Source: The New York Times
On December 19, 2000, The New York Times reported on the Rabbi Meir Kahane Memorial Fund, which was established in memory of "the radical Brooklyn Jew and Israeli politician who was assassinated" 10 years ago. The fund supports the "political and religious activities in Israel" of Kahane's son Binyamin, who has "been associated with terrorist groups." Members of the Kahane political organizations "are still seen organizing anti-Arab demonstrations and handing out literature." In 1995, the Anti-Defamation League of B'nai B'rith concluded the Kahane group was "a cult of violence and racism." The U.S. government designated these groups as terrorist following the killing of 29 Muslims by one Brooklyn-born Kahane adherent. Since being designated terrorists the group has lost support, but it is still dangerous: "group members are believed to be responsible for recent smashing of windows of Arab cars and homes and the occupation of an Arab home in the West Bank town of Hebron." Kahane's followers have stayed one step ahead of the law. They "have reinvented themselves as Internet content providers, magazine publishers, community center operators and fund-raisers" and continue to push for "the restoration of the biblical state of Israel, including the wholesale expulsion of Arabs." The memorial fund is one of the Kahane group's "latest incarnations." The small group advertises in Brooklyn and Queens. By calling themselves a charitable organization, the group has gotten funds from unaware mainstream Jews.

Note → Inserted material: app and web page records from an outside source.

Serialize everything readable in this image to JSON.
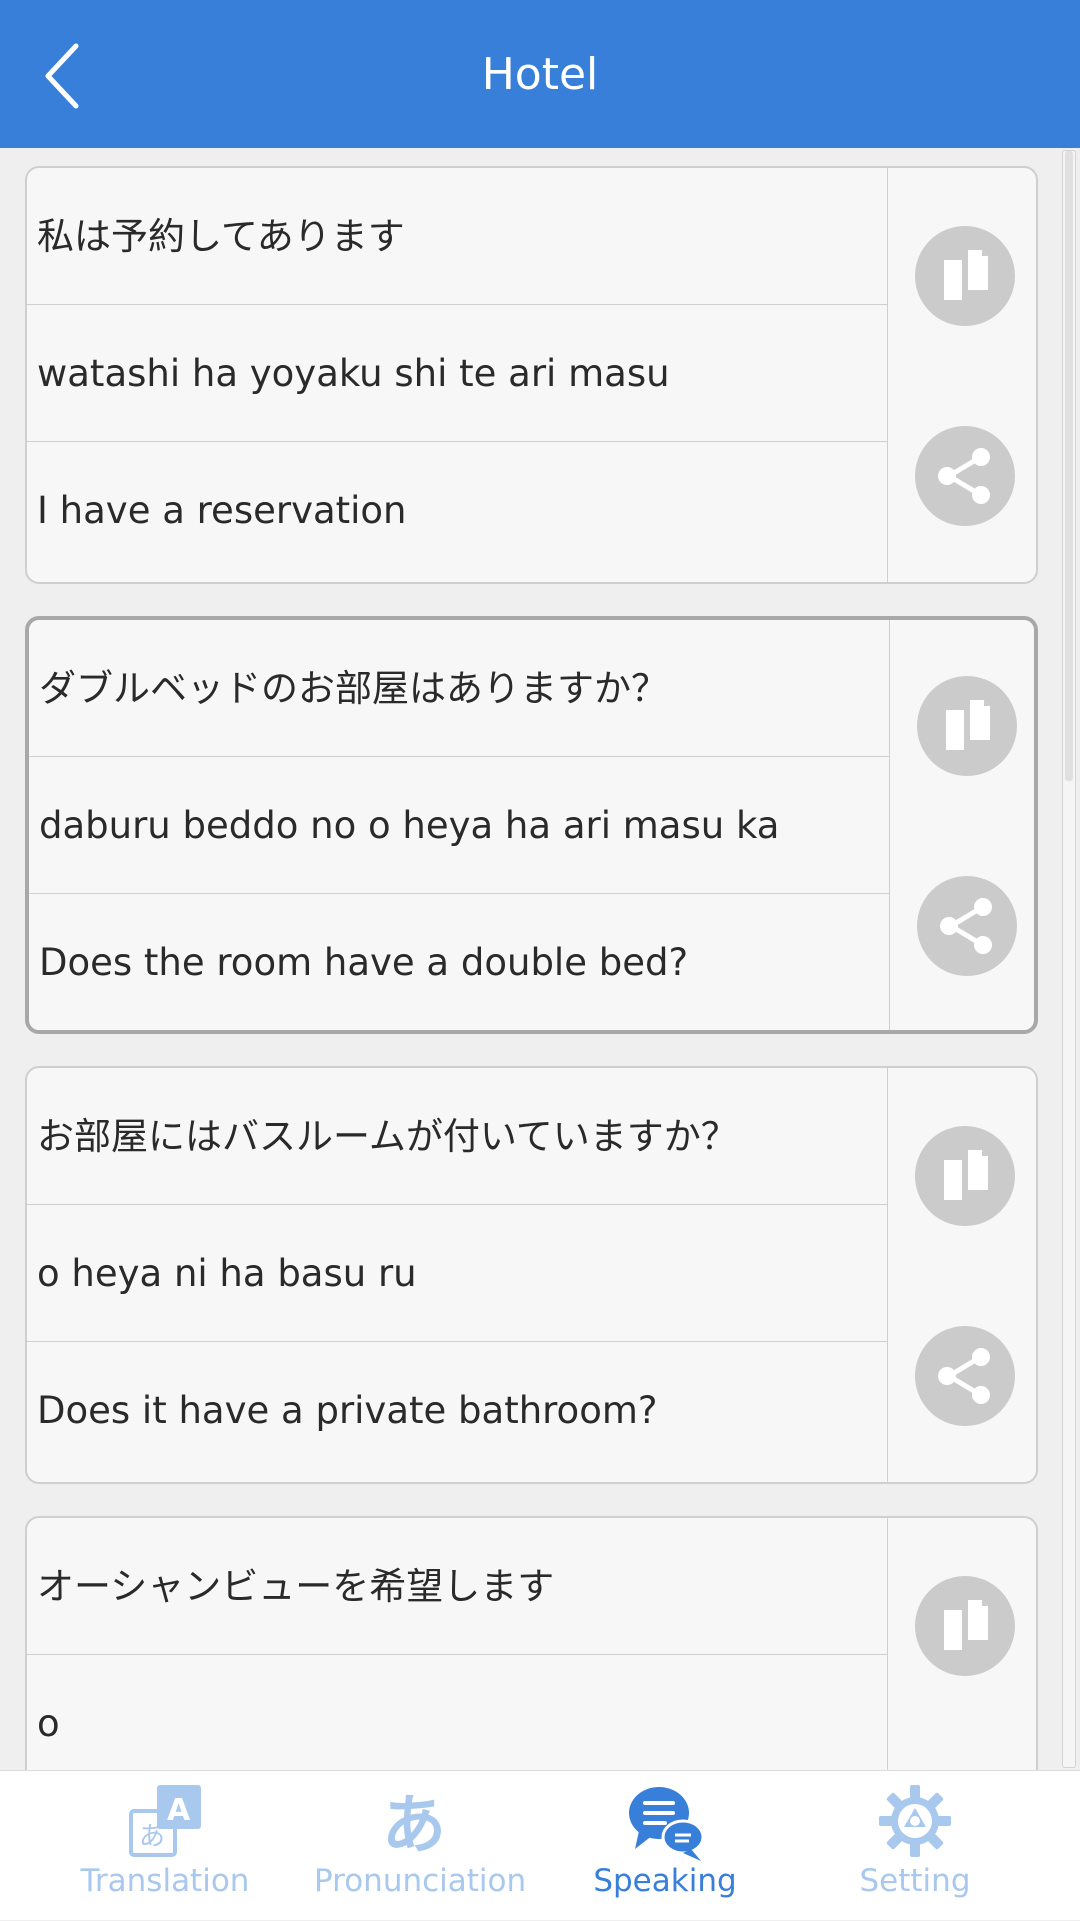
{
  "header": {
    "title": "Hotel",
    "back_icon": "chevron-left-icon"
  },
  "phrases": [
    {
      "japanese": "私は予約してあります",
      "romaji": "watashi ha yoyaku shi te ari masu",
      "english": "I have a reservation"
    },
    {
      "japanese": "ダブルベッドのお部屋はありますか？",
      "romaji": "daburu beddo no o heya ha ari masu ka",
      "english": "Does the room have a double bed?"
    },
    {
      "japanese": "お部屋にはバスルームが付いていますか？",
      "romaji": "o heya ni ha basu ru",
      "english": "Does it have a private bathroom?"
    },
    {
      "japanese": "オーシャンビューを希望します",
      "romaji": "o",
      "english": ""
    }
  ],
  "actions": {
    "copy_icon": "copy-icon",
    "share_icon": "share-icon"
  },
  "nav": {
    "items": [
      {
        "label": "Translation",
        "icon": "translation-icon",
        "active": false
      },
      {
        "label": "Pronunciation",
        "icon": "hiragana-icon",
        "active": false
      },
      {
        "label": "Speaking",
        "icon": "chat-bubbles-icon",
        "active": true
      },
      {
        "label": "Setting",
        "icon": "gear-icon",
        "active": false
      }
    ]
  },
  "colors": {
    "primary": "#377fd9",
    "inactive_nav": "#a9c8ee",
    "button_grey": "#cbcbcb"
  }
}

The memorial fund reported an income of $107,000 in 1998. "Law enforcement officials usually regard them as 'nice people' and have left them alone." After the State Department designated its email publication and monthly print magazine as terrorist, the group changed the name from The Judean voice to The Voice of Judea and continued to publish. A Kahane adherent declared, "When you declare a magazine to be terror because of its views, then you have destroyed the justification for calling yourself a democracy." "Last month, the Council on American-Islamic Relations, a prominent Muslim-American advocacy group, asked the F.B.I. to detain Binyamin Kahane," but a spokesman said the F.B.I. had "no grounds to detain the men because they had not been charged with a crime....A spokesman for the State Department would not say how or why the two men have been allowed to enter and leave the United States periodically in the last few years."